Washington: Small spots of dead brain cells, found in about one out of four older adults, is linked with memory loss, a study says.
"The new aspect of this study of memory loss is that it examines silent strokes and hippocampal shrinkage simultaneously," said study author Adam M. Brickman from the Taub Institute for Research on Alzheimer's Disease at the Columbia University.
The hippocampus is the part of brain that is involved in memory forming, organising and storing.
A group of 658 people, aged 65 years and older and free of dementia, were given MRI brain scans. They also underwent tests that measured their memory, language, speed at processing information and visual perception, the journal Neurology reports.
Some 174 participants had silent strokes (affecting small brain areas which don't produce any symptoms), according to an institute statement.
The study found that people with silent strokes scored somewhat worse on memory tests than those without silent strokes. This was true whether or not people had a small hippocampus, which is the memory centre of the brain.
"Given that conditions like Alzheimer's disease are defined mainly by memory problems, our results may lead to further insight into what causes symptoms and the development of new interventions for prevention.

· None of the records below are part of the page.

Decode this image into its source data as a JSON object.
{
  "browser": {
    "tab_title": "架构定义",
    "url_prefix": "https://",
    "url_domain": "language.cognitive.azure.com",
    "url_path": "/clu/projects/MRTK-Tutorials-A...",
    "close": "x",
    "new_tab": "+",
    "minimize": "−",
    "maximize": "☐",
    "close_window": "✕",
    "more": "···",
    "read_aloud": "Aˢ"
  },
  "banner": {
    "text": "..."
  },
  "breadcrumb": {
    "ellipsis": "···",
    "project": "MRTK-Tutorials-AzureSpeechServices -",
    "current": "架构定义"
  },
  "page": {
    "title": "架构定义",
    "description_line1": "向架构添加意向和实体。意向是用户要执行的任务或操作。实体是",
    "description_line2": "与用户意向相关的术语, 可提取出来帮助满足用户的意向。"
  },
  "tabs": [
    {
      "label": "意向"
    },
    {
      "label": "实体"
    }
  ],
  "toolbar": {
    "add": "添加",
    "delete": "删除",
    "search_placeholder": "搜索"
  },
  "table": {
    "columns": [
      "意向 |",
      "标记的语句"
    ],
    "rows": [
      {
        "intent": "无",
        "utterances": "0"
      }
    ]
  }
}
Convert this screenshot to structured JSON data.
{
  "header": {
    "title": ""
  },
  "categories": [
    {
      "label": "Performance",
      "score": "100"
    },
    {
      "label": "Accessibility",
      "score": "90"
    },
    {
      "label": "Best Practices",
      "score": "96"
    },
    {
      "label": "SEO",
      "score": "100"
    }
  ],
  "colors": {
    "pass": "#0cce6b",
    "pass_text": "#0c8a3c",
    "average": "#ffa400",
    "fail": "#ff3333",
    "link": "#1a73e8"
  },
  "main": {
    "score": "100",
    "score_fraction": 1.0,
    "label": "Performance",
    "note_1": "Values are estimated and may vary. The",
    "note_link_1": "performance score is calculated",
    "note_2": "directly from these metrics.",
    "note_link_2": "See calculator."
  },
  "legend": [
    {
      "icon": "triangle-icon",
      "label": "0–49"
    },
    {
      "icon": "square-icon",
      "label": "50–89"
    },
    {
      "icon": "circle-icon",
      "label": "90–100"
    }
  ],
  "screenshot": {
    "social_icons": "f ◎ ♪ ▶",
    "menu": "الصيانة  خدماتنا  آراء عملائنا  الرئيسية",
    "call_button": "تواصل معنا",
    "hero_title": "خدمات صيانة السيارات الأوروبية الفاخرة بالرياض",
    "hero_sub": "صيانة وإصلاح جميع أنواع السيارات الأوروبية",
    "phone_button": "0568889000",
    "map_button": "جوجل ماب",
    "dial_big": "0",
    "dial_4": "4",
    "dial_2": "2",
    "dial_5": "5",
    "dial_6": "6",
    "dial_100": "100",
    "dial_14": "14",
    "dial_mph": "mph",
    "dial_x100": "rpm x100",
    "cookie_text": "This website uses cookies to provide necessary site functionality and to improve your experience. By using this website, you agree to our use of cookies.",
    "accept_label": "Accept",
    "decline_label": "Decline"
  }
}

"Since silent strokes and the volume of the hippocampus appeared to be associated with memory loss separately in our study, our results also support stroke prevention as a means for staving off memory problems," said Brickman.